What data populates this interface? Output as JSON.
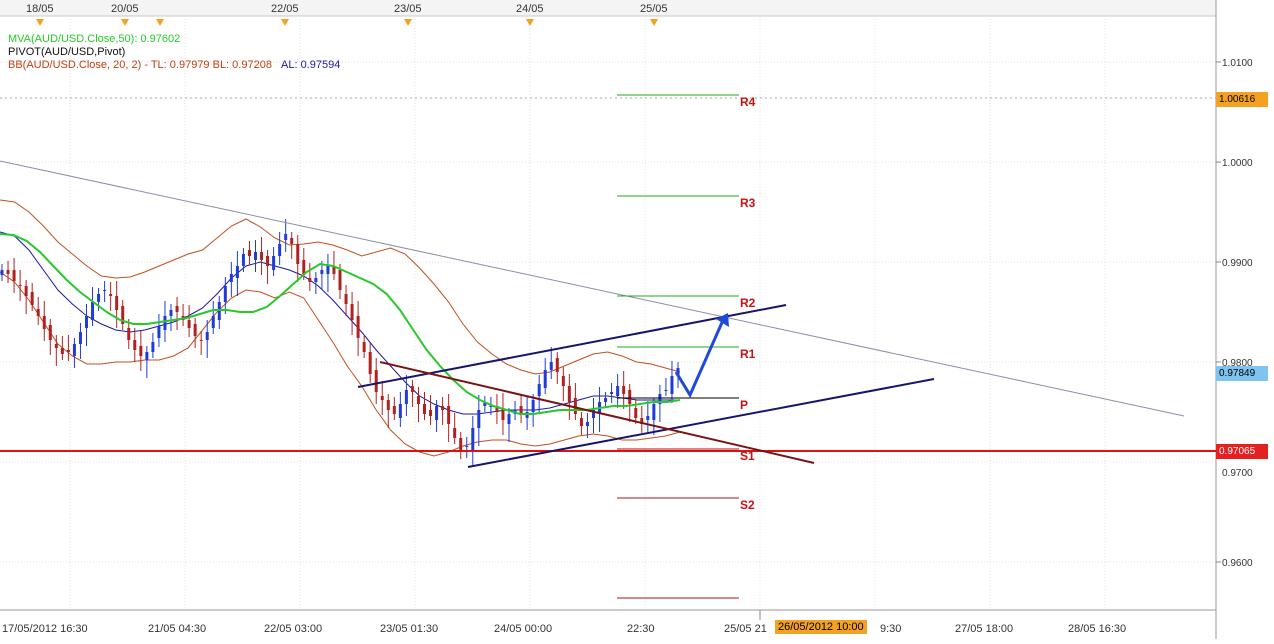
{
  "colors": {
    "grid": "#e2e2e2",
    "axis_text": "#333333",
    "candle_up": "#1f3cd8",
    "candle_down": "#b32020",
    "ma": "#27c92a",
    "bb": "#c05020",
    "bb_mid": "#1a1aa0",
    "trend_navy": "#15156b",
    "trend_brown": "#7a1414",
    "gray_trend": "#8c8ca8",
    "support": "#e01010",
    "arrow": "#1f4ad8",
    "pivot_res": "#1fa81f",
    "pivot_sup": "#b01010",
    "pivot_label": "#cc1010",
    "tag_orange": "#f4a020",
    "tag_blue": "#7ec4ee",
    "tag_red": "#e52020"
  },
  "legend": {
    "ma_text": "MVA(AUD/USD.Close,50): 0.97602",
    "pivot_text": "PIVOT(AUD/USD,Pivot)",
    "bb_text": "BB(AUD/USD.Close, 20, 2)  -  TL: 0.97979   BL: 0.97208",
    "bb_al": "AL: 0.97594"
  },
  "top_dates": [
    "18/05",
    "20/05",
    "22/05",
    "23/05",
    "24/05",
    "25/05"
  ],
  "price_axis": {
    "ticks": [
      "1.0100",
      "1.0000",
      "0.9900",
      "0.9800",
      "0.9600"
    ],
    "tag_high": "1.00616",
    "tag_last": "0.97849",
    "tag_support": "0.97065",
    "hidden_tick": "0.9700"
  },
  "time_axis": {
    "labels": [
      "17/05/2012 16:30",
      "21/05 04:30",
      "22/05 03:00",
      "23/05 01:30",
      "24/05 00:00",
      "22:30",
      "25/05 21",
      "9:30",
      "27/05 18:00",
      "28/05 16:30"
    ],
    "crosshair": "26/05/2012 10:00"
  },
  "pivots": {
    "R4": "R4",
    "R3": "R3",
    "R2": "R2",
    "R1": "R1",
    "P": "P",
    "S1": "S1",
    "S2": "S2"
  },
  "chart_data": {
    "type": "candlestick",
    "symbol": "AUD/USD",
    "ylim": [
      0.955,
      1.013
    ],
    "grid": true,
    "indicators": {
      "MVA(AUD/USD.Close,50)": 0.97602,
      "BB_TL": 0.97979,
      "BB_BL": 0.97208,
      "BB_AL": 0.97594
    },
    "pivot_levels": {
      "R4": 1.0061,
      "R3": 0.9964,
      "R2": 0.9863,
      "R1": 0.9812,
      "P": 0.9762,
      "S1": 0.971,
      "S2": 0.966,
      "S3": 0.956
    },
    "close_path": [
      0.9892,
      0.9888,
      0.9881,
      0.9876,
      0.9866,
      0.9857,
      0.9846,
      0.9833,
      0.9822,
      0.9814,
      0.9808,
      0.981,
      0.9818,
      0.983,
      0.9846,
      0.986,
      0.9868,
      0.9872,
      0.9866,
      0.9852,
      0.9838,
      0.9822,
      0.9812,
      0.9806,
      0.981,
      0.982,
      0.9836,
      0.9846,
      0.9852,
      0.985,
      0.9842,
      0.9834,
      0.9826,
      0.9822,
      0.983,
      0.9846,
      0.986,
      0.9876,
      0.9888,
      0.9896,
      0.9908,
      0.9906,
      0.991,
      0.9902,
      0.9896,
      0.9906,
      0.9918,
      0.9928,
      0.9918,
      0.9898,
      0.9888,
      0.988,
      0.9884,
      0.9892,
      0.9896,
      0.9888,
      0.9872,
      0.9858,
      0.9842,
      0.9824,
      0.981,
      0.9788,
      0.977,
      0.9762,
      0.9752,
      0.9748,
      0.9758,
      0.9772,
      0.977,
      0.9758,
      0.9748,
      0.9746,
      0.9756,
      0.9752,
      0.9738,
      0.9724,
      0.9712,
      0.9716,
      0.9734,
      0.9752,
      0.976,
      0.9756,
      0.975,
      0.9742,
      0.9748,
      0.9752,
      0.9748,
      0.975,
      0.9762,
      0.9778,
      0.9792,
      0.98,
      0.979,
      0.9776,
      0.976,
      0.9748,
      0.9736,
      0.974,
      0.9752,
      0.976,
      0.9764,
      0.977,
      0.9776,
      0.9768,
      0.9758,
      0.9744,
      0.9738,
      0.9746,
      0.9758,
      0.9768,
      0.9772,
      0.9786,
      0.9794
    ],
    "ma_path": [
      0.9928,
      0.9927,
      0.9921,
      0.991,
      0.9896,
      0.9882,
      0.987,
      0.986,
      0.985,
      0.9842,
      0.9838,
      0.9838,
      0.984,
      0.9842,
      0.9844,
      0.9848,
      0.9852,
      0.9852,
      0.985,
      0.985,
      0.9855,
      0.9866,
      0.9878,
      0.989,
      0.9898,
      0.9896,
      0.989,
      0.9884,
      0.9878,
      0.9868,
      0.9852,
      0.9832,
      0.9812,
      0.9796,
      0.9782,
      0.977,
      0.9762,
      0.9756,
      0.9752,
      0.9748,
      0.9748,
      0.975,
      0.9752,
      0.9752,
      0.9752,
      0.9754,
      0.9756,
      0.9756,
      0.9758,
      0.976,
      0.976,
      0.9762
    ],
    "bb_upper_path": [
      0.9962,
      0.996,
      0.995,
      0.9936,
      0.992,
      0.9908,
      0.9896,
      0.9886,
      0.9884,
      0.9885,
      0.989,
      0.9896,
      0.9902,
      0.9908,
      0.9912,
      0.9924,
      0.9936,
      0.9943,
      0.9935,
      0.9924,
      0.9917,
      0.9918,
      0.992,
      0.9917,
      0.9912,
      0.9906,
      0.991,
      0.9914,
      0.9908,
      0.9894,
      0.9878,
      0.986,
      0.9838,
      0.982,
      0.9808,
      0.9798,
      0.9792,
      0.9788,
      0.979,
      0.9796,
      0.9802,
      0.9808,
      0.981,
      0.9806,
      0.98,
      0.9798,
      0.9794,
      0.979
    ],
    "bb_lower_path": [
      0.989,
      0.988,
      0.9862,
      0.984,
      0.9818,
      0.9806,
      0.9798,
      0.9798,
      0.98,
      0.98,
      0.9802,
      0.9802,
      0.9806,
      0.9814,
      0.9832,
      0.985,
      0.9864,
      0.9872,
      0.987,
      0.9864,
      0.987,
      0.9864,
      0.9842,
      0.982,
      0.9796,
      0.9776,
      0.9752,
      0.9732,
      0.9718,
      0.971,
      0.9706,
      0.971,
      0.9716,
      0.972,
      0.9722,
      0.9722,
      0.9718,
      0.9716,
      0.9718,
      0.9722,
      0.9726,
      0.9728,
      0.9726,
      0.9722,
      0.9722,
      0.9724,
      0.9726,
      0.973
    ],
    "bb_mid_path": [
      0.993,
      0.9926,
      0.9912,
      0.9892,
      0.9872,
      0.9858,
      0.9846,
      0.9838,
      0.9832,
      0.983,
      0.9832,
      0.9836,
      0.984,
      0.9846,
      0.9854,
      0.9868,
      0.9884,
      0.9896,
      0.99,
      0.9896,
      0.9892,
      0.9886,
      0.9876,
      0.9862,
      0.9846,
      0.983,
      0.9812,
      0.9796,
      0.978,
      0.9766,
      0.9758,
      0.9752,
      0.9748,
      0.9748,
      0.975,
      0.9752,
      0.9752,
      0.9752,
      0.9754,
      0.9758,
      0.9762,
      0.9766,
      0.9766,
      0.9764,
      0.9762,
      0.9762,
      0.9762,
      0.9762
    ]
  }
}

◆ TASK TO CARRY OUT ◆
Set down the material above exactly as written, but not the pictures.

◆ RESULT FOR THIS EXERCISE ◆
What data populates this interface? Output as JSON.
{
  "colors": {
    "grid": "#e2e2e2",
    "axis_text": "#333333",
    "candle_up": "#1f3cd8",
    "candle_down": "#b32020",
    "ma": "#27c92a",
    "bb": "#c05020",
    "bb_mid": "#1a1aa0",
    "trend_navy": "#15156b",
    "trend_brown": "#7a1414",
    "gray_trend": "#8c8ca8",
    "support": "#e01010",
    "arrow": "#1f4ad8",
    "pivot_res": "#1fa81f",
    "pivot_sup": "#b01010",
    "pivot_label": "#cc1010",
    "tag_orange": "#f4a020",
    "tag_blue": "#7ec4ee",
    "tag_red": "#e52020"
  },
  "legend": {
    "ma_text": "MVA(AUD/USD.Close,50): 0.97602",
    "pivot_text": "PIVOT(AUD/USD,Pivot)",
    "bb_text": "BB(AUD/USD.Close, 20, 2)  -  TL: 0.97979   BL: 0.97208",
    "bb_al": "AL: 0.97594"
  },
  "top_dates": [
    "18/05",
    "20/05",
    "22/05",
    "23/05",
    "24/05",
    "25/05"
  ],
  "price_axis": {
    "ticks": [
      "1.0100",
      "1.0000",
      "0.9900",
      "0.9800",
      "0.9600"
    ],
    "tag_high": "1.00616",
    "tag_last": "0.97849",
    "tag_support": "0.97065",
    "hidden_tick": "0.9700"
  },
  "time_axis": {
    "labels": [
      "17/05/2012 16:30",
      "21/05 04:30",
      "22/05 03:00",
      "23/05 01:30",
      "24/05 00:00",
      "22:30",
      "25/05 21",
      "9:30",
      "27/05 18:00",
      "28/05 16:30"
    ],
    "crosshair": "26/05/2012 10:00"
  },
  "pivots": {
    "R4": "R4",
    "R3": "R3",
    "R2": "R2",
    "R1": "R1",
    "P": "P",
    "S1": "S1",
    "S2": "S2"
  },
  "chart_data": {
    "type": "candlestick",
    "symbol": "AUD/USD",
    "ylim": [
      0.955,
      1.013
    ],
    "grid": true,
    "indicators": {
      "MVA(AUD/USD.Close,50)": 0.97602,
      "BB_TL": 0.97979,
      "BB_BL": 0.97208,
      "BB_AL": 0.97594
    },
    "pivot_levels": {
      "R4": 1.0061,
      "R3": 0.9964,
      "R2": 0.9863,
      "R1": 0.9812,
      "P": 0.9762,
      "S1": 0.971,
      "S2": 0.966,
      "S3": 0.956
    },
    "close_path": [
      0.9892,
      0.9888,
      0.9881,
      0.9876,
      0.9866,
      0.9857,
      0.9846,
      0.9833,
      0.9822,
      0.9814,
      0.9808,
      0.981,
      0.9818,
      0.983,
      0.9846,
      0.986,
      0.9868,
      0.9872,
      0.9866,
      0.9852,
      0.9838,
      0.9822,
      0.9812,
      0.9806,
      0.981,
      0.982,
      0.9836,
      0.9846,
      0.9852,
      0.985,
      0.9842,
      0.9834,
      0.9826,
      0.9822,
      0.983,
      0.9846,
      0.986,
      0.9876,
      0.9888,
      0.9896,
      0.9908,
      0.9906,
      0.991,
      0.9902,
      0.9896,
      0.9906,
      0.9918,
      0.9928,
      0.9918,
      0.9898,
      0.9888,
      0.988,
      0.9884,
      0.9892,
      0.9896,
      0.9888,
      0.9872,
      0.9858,
      0.9842,
      0.9824,
      0.981,
      0.9788,
      0.977,
      0.9762,
      0.9752,
      0.9748,
      0.9758,
      0.9772,
      0.977,
      0.9758,
      0.9748,
      0.9746,
      0.9756,
      0.9752,
      0.9738,
      0.9724,
      0.9712,
      0.9716,
      0.9734,
      0.9752,
      0.976,
      0.9756,
      0.975,
      0.9742,
      0.9748,
      0.9752,
      0.9748,
      0.975,
      0.9762,
      0.9778,
      0.9792,
      0.98,
      0.979,
      0.9776,
      0.976,
      0.9748,
      0.9736,
      0.974,
      0.9752,
      0.976,
      0.9764,
      0.977,
      0.9776,
      0.9768,
      0.9758,
      0.9744,
      0.9738,
      0.9746,
      0.9758,
      0.9768,
      0.9772,
      0.9786,
      0.9794
    ],
    "ma_path": [
      0.9928,
      0.9927,
      0.9921,
      0.991,
      0.9896,
      0.9882,
      0.987,
      0.986,
      0.985,
      0.9842,
      0.9838,
      0.9838,
      0.984,
      0.9842,
      0.9844,
      0.9848,
      0.9852,
      0.9852,
      0.985,
      0.985,
      0.9855,
      0.9866,
      0.9878,
      0.989,
      0.9898,
      0.9896,
      0.989,
      0.9884,
      0.9878,
      0.9868,
      0.9852,
      0.9832,
      0.9812,
      0.9796,
      0.9782,
      0.977,
      0.9762,
      0.9756,
      0.9752,
      0.9748,
      0.9748,
      0.975,
      0.9752,
      0.9752,
      0.9752,
      0.9754,
      0.9756,
      0.9756,
      0.9758,
      0.976,
      0.976,
      0.9762
    ],
    "bb_upper_path": [
      0.9962,
      0.996,
      0.995,
      0.9936,
      0.992,
      0.9908,
      0.9896,
      0.9886,
      0.9884,
      0.9885,
      0.989,
      0.9896,
      0.9902,
      0.9908,
      0.9912,
      0.9924,
      0.9936,
      0.9943,
      0.9935,
      0.9924,
      0.9917,
      0.9918,
      0.992,
      0.9917,
      0.9912,
      0.9906,
      0.991,
      0.9914,
      0.9908,
      0.9894,
      0.9878,
      0.986,
      0.9838,
      0.982,
      0.9808,
      0.9798,
      0.9792,
      0.9788,
      0.979,
      0.9796,
      0.9802,
      0.9808,
      0.981,
      0.9806,
      0.98,
      0.9798,
      0.9794,
      0.979
    ],
    "bb_lower_path": [
      0.989,
      0.988,
      0.9862,
      0.984,
      0.9818,
      0.9806,
      0.9798,
      0.9798,
      0.98,
      0.98,
      0.9802,
      0.9802,
      0.9806,
      0.9814,
      0.9832,
      0.985,
      0.9864,
      0.9872,
      0.987,
      0.9864,
      0.987,
      0.9864,
      0.9842,
      0.982,
      0.9796,
      0.9776,
      0.9752,
      0.9732,
      0.9718,
      0.971,
      0.9706,
      0.971,
      0.9716,
      0.972,
      0.9722,
      0.9722,
      0.9718,
      0.9716,
      0.9718,
      0.9722,
      0.9726,
      0.9728,
      0.9726,
      0.9722,
      0.9722,
      0.9724,
      0.9726,
      0.973
    ],
    "bb_mid_path": [
      0.993,
      0.9926,
      0.9912,
      0.9892,
      0.9872,
      0.9858,
      0.9846,
      0.9838,
      0.9832,
      0.983,
      0.9832,
      0.9836,
      0.984,
      0.9846,
      0.9854,
      0.9868,
      0.9884,
      0.9896,
      0.99,
      0.9896,
      0.9892,
      0.9886,
      0.9876,
      0.9862,
      0.9846,
      0.983,
      0.9812,
      0.9796,
      0.978,
      0.9766,
      0.9758,
      0.9752,
      0.9748,
      0.9748,
      0.975,
      0.9752,
      0.9752,
      0.9752,
      0.9754,
      0.9758,
      0.9762,
      0.9766,
      0.9766,
      0.9764,
      0.9762,
      0.9762,
      0.9762,
      0.9762
    ]
  }
}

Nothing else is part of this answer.